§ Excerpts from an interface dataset
*** Block opens ***
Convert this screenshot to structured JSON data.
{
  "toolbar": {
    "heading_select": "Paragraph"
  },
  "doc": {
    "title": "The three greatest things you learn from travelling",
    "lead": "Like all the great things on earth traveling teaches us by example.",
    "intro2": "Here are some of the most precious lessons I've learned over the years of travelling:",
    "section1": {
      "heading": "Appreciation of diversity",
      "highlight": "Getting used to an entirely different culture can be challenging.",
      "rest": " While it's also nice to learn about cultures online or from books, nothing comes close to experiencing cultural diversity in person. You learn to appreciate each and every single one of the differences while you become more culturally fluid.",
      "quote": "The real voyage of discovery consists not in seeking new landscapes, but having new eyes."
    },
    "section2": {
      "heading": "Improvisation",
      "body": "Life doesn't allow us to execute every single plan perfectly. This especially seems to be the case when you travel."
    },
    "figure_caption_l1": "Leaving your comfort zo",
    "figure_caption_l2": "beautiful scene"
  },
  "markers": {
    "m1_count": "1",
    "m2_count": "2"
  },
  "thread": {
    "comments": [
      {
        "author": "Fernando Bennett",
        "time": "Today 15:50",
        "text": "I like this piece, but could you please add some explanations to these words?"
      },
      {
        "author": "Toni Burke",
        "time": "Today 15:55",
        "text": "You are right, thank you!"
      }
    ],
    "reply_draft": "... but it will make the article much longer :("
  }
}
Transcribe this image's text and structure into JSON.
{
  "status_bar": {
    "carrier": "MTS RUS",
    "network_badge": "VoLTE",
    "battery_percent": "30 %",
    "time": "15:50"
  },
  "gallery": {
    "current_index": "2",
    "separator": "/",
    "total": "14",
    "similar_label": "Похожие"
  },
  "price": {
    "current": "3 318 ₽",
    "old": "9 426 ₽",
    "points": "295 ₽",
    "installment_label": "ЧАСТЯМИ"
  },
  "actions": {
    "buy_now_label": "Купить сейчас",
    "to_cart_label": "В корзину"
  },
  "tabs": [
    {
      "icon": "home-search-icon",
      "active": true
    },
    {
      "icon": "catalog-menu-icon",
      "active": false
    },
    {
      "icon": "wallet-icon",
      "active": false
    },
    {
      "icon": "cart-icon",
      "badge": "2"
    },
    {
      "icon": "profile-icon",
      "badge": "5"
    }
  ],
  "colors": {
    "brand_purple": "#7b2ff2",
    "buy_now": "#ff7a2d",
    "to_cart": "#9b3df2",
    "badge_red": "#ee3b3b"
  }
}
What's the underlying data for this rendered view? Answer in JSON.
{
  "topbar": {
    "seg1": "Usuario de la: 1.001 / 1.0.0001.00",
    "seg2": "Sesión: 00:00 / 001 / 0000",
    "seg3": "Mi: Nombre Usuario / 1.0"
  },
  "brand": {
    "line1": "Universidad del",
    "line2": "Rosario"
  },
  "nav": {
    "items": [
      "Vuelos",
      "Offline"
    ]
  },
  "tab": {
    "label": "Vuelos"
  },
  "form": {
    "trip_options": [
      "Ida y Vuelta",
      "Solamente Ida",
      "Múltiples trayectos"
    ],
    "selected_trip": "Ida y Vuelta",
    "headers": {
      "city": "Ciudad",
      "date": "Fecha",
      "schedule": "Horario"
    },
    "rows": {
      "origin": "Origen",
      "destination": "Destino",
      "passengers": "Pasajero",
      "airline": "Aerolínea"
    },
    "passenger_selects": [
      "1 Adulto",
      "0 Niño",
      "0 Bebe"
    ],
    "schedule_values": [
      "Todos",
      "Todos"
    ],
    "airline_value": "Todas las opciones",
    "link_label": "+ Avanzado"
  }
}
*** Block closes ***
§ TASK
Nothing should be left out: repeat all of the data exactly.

§ FINISHED EXERCISE
Convert this screenshot to structured JSON data.
{
  "toolbar": {
    "heading_select": "Paragraph"
  },
  "doc": {
    "title": "The three greatest things you learn from travelling",
    "lead": "Like all the great things on earth traveling teaches us by example.",
    "intro2": "Here are some of the most precious lessons I've learned over the years of travelling:",
    "section1": {
      "heading": "Appreciation of diversity",
      "highlight": "Getting used to an entirely different culture can be challenging.",
      "rest": " While it's also nice to learn about cultures online or from books, nothing comes close to experiencing cultural diversity in person. You learn to appreciate each and every single one of the differences while you become more culturally fluid.",
      "quote": "The real voyage of discovery consists not in seeking new landscapes, but having new eyes."
    },
    "section2": {
      "heading": "Improvisation",
      "body": "Life doesn't allow us to execute every single plan perfectly. This especially seems to be the case when you travel."
    },
    "figure_caption_l1": "Leaving your comfort zo",
    "figure_caption_l2": "beautiful scene"
  },
  "markers": {
    "m1_count": "1",
    "m2_count": "2"
  },
  "thread": {
    "comments": [
      {
        "author": "Fernando Bennett",
        "time": "Today 15:50",
        "text": "I like this piece, but could you please add some explanations to these words?"
      },
      {
        "author": "Toni Burke",
        "time": "Today 15:55",
        "text": "You are right, thank you!"
      }
    ],
    "reply_draft": "... but it will make the article much longer :("
  }
}
Transcribe this image's text and structure into JSON.
{
  "status_bar": {
    "carrier": "MTS RUS",
    "network_badge": "VoLTE",
    "battery_percent": "30 %",
    "time": "15:50"
  },
  "gallery": {
    "current_index": "2",
    "separator": "/",
    "total": "14",
    "similar_label": "Похожие"
  },
  "price": {
    "current": "3 318 ₽",
    "old": "9 426 ₽",
    "points": "295 ₽",
    "installment_label": "ЧАСТЯМИ"
  },
  "actions": {
    "buy_now_label": "Купить сейчас",
    "to_cart_label": "В корзину"
  },
  "tabs": [
    {
      "icon": "home-search-icon",
      "active": true
    },
    {
      "icon": "catalog-menu-icon",
      "active": false
    },
    {
      "icon": "wallet-icon",
      "active": false
    },
    {
      "icon": "cart-icon",
      "badge": "2"
    },
    {
      "icon": "profile-icon",
      "badge": "5"
    }
  ],
  "colors": {
    "brand_purple": "#7b2ff2",
    "buy_now": "#ff7a2d",
    "to_cart": "#9b3df2",
    "badge_red": "#ee3b3b"
  }
}
What's the underlying data for this rendered view? Answer in JSON.
{
  "topbar": {
    "seg1": "Usuario de la: 1.001 / 1.0.0001.00",
    "seg2": "Sesión: 00:00 / 001 / 0000",
    "seg3": "Mi: Nombre Usuario / 1.0"
  },
  "brand": {
    "line1": "Universidad del",
    "line2": "Rosario"
  },
  "nav": {
    "items": [
      "Vuelos",
      "Offline"
    ]
  },
  "tab": {
    "label": "Vuelos"
  },
  "form": {
    "trip_options": [
      "Ida y Vuelta",
      "Solamente Ida",
      "Múltiples trayectos"
    ],
    "selected_trip": "Ida y Vuelta",
    "headers": {
      "city": "Ciudad",
      "date": "Fecha",
      "schedule": "Horario"
    },
    "rows": {
      "origin": "Origen",
      "destination": "Destino",
      "passengers": "Pasajero",
      "airline": "Aerolínea"
    },
    "passenger_selects": [
      "1 Adulto",
      "0 Niño",
      "0 Bebe"
    ],
    "schedule_values": [
      "Todos",
      "Todos"
    ],
    "airline_value": "Todas las opciones",
    "link_label": "+ Avanzado"
  }
}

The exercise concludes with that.